Israel needs Jordanian good will and active collaboration for any political arrangements with the Palestinians. Right-wing Israeli prime ministers Yitzhak Shamir and Ariel Sharon, who came to power spouting ‘Jordan is Palestine’ slogans as a cover for their West Bank territorial ambitions, quickly learned to value Hashemite Jordan as an ally against excess Palestinian nationalism and, in Shamir’s case during the 1991 First Iraq War, as a buffer against Iraq. They went to bat on Jordan’s behalf in Washington. Somehow, Netanyahu never got the message.
The fact of Jordan’s large Palestinian population, ruled by the non-Palestinian Hashemites, means it wants to see Palestinian territorial aspirations fulfilled on the West Bank, not in Amman. Hence its extreme disappointment with Netanyahu’s unfulfilled promise to ‘surprise you’ and its anger over Likud West Bank policies. Fear of antagonizing the Palestinians keeps Jordan’s relations with Israel relatively low-key compared to, say, the open economic and strategic enthusiasm of the UAE. Jordan and Israel coordinate their strategic security interests extensively--on land and in the air--but quietly. Jordan buys Israeli Mediterranean gas with as little fanfare as possible.
The real key to assessing Jordan’s importance to Israel and the dangers implied by Netanyahu’s negligence is to ask how Israel would be affected by a hostile regime change in Amman. The answer is that in both the regional and the Palestinian dimensions this would, by placing hostile forces along Israel’s eastern border barely 80 km. (55 miles) from Israel’s Mediterranean coast, precipitate a disaster of grand-strategic proportions.
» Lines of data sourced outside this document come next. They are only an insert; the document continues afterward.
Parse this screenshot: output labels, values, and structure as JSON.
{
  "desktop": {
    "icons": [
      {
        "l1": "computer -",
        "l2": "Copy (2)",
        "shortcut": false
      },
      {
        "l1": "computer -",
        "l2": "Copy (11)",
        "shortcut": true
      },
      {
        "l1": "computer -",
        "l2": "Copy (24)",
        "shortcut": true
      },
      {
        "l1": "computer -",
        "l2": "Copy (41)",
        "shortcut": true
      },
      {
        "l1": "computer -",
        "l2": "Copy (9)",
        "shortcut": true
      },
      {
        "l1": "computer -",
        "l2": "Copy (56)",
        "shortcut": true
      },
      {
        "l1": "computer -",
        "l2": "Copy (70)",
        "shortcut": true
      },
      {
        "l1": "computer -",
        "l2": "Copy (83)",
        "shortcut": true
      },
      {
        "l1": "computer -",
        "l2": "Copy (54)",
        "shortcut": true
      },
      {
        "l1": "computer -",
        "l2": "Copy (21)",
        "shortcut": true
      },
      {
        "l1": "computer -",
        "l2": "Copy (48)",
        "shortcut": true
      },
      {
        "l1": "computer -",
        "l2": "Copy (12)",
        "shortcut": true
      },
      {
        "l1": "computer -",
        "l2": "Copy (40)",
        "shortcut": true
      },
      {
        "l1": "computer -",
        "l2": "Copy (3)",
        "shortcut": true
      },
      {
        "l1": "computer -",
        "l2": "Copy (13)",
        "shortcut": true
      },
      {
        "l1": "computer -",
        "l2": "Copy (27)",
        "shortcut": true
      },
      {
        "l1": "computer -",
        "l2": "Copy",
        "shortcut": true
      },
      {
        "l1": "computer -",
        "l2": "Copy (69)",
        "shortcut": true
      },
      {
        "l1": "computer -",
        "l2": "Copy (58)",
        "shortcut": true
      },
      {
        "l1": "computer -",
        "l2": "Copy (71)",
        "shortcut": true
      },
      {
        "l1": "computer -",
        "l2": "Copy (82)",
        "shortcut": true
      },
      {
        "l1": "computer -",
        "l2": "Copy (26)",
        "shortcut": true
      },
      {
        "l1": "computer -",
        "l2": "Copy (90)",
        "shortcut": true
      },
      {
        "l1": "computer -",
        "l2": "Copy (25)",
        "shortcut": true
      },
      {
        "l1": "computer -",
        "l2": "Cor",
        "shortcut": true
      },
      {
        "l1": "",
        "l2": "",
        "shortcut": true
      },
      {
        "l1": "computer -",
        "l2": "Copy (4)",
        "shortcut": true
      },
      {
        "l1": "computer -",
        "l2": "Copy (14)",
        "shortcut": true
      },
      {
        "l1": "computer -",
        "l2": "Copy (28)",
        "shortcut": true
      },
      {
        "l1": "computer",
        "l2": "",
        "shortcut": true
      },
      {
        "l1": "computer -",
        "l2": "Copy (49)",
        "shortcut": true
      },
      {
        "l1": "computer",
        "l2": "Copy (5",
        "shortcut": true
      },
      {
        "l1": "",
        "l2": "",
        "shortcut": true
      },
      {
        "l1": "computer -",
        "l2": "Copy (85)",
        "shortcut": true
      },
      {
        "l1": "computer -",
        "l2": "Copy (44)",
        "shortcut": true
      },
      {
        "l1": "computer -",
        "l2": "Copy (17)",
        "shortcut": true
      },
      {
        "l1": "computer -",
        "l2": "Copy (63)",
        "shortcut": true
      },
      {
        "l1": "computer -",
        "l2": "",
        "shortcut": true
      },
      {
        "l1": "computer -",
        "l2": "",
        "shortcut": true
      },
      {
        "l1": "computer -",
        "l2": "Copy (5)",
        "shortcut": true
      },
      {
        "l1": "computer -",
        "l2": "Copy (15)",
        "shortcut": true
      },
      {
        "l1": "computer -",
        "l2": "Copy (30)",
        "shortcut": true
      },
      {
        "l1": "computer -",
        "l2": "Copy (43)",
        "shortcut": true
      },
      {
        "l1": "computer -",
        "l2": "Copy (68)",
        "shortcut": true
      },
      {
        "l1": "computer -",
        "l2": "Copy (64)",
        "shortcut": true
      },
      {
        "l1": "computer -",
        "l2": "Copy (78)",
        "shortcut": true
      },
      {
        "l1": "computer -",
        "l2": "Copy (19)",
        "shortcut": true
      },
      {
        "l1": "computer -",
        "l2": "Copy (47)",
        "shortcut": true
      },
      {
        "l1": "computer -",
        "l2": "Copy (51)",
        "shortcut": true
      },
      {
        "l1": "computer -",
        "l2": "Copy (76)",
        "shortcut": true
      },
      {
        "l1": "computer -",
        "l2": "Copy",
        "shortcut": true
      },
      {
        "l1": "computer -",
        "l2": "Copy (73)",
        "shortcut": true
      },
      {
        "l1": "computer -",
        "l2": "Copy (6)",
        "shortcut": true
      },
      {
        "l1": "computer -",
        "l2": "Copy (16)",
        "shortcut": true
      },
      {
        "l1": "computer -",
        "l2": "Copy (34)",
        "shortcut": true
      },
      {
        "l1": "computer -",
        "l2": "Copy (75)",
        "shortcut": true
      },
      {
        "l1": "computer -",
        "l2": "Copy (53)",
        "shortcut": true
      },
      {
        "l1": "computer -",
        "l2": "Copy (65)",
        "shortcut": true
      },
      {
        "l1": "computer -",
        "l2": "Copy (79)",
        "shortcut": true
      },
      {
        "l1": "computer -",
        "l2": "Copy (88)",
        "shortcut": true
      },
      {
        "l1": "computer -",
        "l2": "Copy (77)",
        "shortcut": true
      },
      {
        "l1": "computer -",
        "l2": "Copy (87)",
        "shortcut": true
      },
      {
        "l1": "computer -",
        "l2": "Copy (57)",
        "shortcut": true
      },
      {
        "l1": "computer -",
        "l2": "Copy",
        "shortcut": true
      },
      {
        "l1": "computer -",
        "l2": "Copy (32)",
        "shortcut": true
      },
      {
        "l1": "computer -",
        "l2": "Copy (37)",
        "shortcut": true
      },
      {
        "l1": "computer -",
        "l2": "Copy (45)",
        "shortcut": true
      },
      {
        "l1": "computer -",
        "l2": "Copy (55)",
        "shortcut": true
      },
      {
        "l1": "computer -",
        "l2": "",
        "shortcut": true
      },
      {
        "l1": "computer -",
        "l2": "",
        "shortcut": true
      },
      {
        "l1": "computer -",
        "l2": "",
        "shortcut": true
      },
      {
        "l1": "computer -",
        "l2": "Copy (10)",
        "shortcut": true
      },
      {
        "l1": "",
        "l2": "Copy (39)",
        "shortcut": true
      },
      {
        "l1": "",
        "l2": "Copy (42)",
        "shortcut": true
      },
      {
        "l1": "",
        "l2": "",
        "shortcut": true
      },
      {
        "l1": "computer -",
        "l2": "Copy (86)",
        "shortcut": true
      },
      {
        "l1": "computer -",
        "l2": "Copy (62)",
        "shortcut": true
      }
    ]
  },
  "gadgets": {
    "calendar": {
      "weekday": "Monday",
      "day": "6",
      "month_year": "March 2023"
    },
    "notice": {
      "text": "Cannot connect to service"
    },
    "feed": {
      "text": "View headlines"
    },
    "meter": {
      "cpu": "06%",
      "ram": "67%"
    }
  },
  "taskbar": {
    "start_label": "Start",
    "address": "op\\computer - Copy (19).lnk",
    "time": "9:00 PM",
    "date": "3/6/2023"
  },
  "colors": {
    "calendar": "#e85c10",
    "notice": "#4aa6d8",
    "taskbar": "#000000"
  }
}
This week marks exactly ten years since Syria descended into a spiral of revolt, chaos, Islamist extremism, and regime-sponsored mass murder by gas and barrel-bombs that turned half the population into refugees. Imagine if Syria’s tragedy had spread to Jordan. Only the persistence of a stable monarchy there kept the Arab Spring away.
Compare to Egypt, where a year of Muslim Brotherhood rule (2012-2013) passed without serious strategic damage to relations with Israel. Contemplate a change of regime in Abu Dhabi and severance by the UAE of relations with Israel: no proximate Israeli strategic interest would be affected.
Jordan is a different case entirely.
This is why Netanyahu’s neglect of the Israel-Jordan relationship and by-the-by of the Israeli-Palestinian relationship is so dangerous.
Q. So what should the Israeli leadership be doing to repair relations with Jordan?
A. For starters, improve relations with the Palestinian leadership, based on dialogue, concern for shared strategic interests like water and blunting the covid pandemic, and energizing a political process designed to keep Israel Jewish and democratic by aspiring to a two-state solution. All this would reflect positively on Jordan’s attitude toward Israel.
Then there are the Abraham Accords. Amman would not spontaneously block a trip to Abu Dhabi by an Israeli leader if it understood that it stood to benefit economically from Israeli-Emirates collaboration. Israel and the UAE are planning a joint venture to produce covid vaccine? In Jordan and the West Bank the disease is raging!
Ignoring and insulting the Hashemite Kingdom is not in Israel’s strategic interest.